New Book about Thomas Edison is a Keeper!
In October of this year, I celebrate a very interesting 55-year anniversary … when I became a Thomas Edison groupie. I was 10 years old when a school project exposed me to the great inventor. My boyhood hero propelled me toward a career as an engineer/inventor. Today, in retirement, I am a docent at the legendary Thomas Edison National Historical Park [TENHP] in West Orange, NJ; and also serve as an advisor and author for the Edison Innovation Foundation.
I have read all the major books on Edison, so believe me when I tell you the new book Edison and the Rise of Innovation is a real keeper. Lenny Degraaf, an archivist at TENHP, and author of this new volume, does a wonderful job weaving together an interesting new perspective on the world’s greatest inventor … and the crisp photos are a real treat for the eye. As an added treat, the foreword to the book was penned by Bill Gates, himself an ardent Edison aficionado.
The public recognizes Thomas Edison as one of history’s most influential inventors, but his work as an entrepreneur, manufacturer, and business manager are less appreciated. He did more than solve technical problems in the lab. From the 1870s to the late 1920s he created and managed dozens of companies to produce and market his inventions. To promote his innovations, Edison raised capital to support research and business operations, created manufacturing facilities, pursued patent and legal protection, and implemented marketing and advertising strategies. In this book, Mr. DeGraaf considers all of these activities, tracing the development of Edison’s inventions, and providing readers with a more complete, coherent and balanced narrative of the great inventor’s accomplishments–showing also how Edison’s approach to innovation changed with time.
Edison is important because he allows us to address broader questions about how inventors and business leaders approached innovation in the late 19th and early 20th centuries. He was part of a community of inventors who shifted innovation away from lone tinkers and mechanics to business managers, professionally-educated engineers and scientists working within formal research organizations and corporations…what would transform into the modern day, and ubiquitous, new product development project manager.
These mythic inventors of the late 1800s changed the invention landscape, allowing consumers to re-make the texture of innovation–making decisions about which inventions to adopt. Edison and his competitors and colleagues were influenced by the times: improved transportation and communication network; the rise of modern business corporations; national consumer markets; new advertising techniques; and, the increasing economic and social importance of cities. Mr. DeGraaf captures this in an intricate weave of the times, its concerns, and a public enamored for the first time with technological choice.
As you work your way through this lovely book, remember, Thomas Edison is a very hard act to follow—not just because of the large number of patents (1093), but the magnitude and significance of his work. Edison is responsible for our modern society. Life magazine in 1996 proclaimed him the Man of the Millennium. His 2010 cover feature on TIME magazine echoes this theme, and documents his continuing relevance to the world. Recently the Voice of America proclaimed that Edison’s accomplishments are the basis for one-fourth of the jobs on the planet.

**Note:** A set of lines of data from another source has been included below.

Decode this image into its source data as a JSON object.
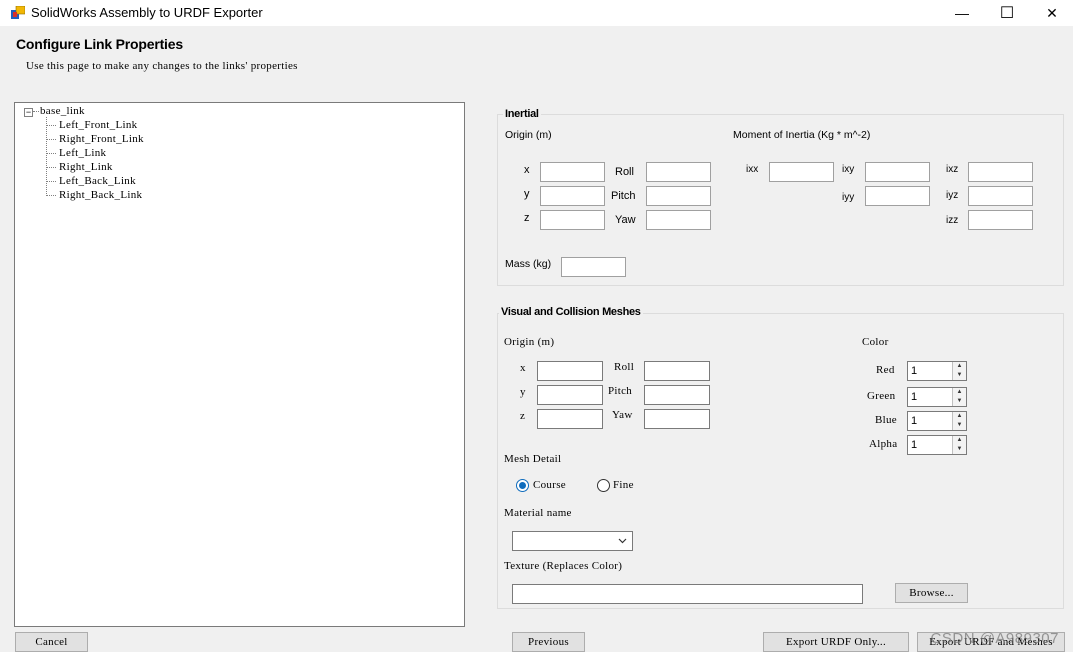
{
  "window": {
    "title": "SolidWorks Assembly to URDF Exporter",
    "minimize_glyph": "—",
    "maximize_glyph": "☐",
    "close_glyph": "✕"
  },
  "page": {
    "heading": "Configure Link Properties",
    "subtitle": "Use this page to make any changes to the links' properties"
  },
  "tree": {
    "expander": "−",
    "root": "base_link",
    "children": [
      "Left_Front_Link",
      "Right_Front_Link",
      "Left_Link",
      "Right_Link",
      "Left_Back_Link",
      "Right_Back_Link"
    ]
  },
  "inertial": {
    "title": "Inertial",
    "origin_label": "Origin (m)",
    "moment_label": "Moment of Inertia (Kg * m^-2)",
    "x": "x",
    "y": "y",
    "z": "z",
    "roll": "Roll",
    "pitch": "Pitch",
    "yaw": "Yaw",
    "ixx": "ixx",
    "ixy": "ixy",
    "ixz": "ixz",
    "iyy": "iyy",
    "iyz": "iyz",
    "izz": "izz",
    "mass_label": "Mass (kg)"
  },
  "visual": {
    "title": "Visual and Collision Meshes",
    "origin_label": "Origin (m)",
    "x": "x",
    "y": "y",
    "z": "z",
    "roll": "Roll",
    "pitch": "Pitch",
    "yaw": "Yaw",
    "color_label": "Color",
    "red": "Red",
    "green": "Green",
    "blue": "Blue",
    "alpha": "Alpha",
    "red_value": "1",
    "green_value": "1",
    "blue_value": "1",
    "alpha_value": "1",
    "mesh_detail_label": "Mesh Detail",
    "course": "Course",
    "fine": "Fine",
    "mesh_detail_selected": "Course",
    "material_label": "Material name",
    "material_value": "",
    "texture_label": "Texture (Replaces Color)",
    "texture_value": "",
    "browse": "Browse..."
  },
  "footer": {
    "cancel": "Cancel",
    "previous": "Previous",
    "export_urdf": "Export URDF Only...",
    "export_all": "Export URDF and Meshes"
  },
  "watermark": "CSDN @A989307"
}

Schools are once again studying Mr. Edison and his work, allowing students to have a much better grasp of technological innovation, and the socio-institutional forces that shape it. The great inventor is a prime argument for why our academic curricula should be more integrated. Recently the educational community has come to realize the importance of infusing the schools with a STEM-based education [Science, Technology, Engineering and Math], an integrated curriculum philosophy that encourages students to solve problems from a multi-dimensional, multi-disciplinary perspective. This is exactly the kind of analyses that Edison employed in his inventive and entrepreneurial pursuits at West Orange almost 125 years ago. Edison remains ever-relevant, and a role model for the legions of inventive minds that continue to be inspired by this most inventive man.
Enjoy this book and explore how Edison’s work so many years ago, continues to echo down through the decades, much to our continued benefit and inspiration.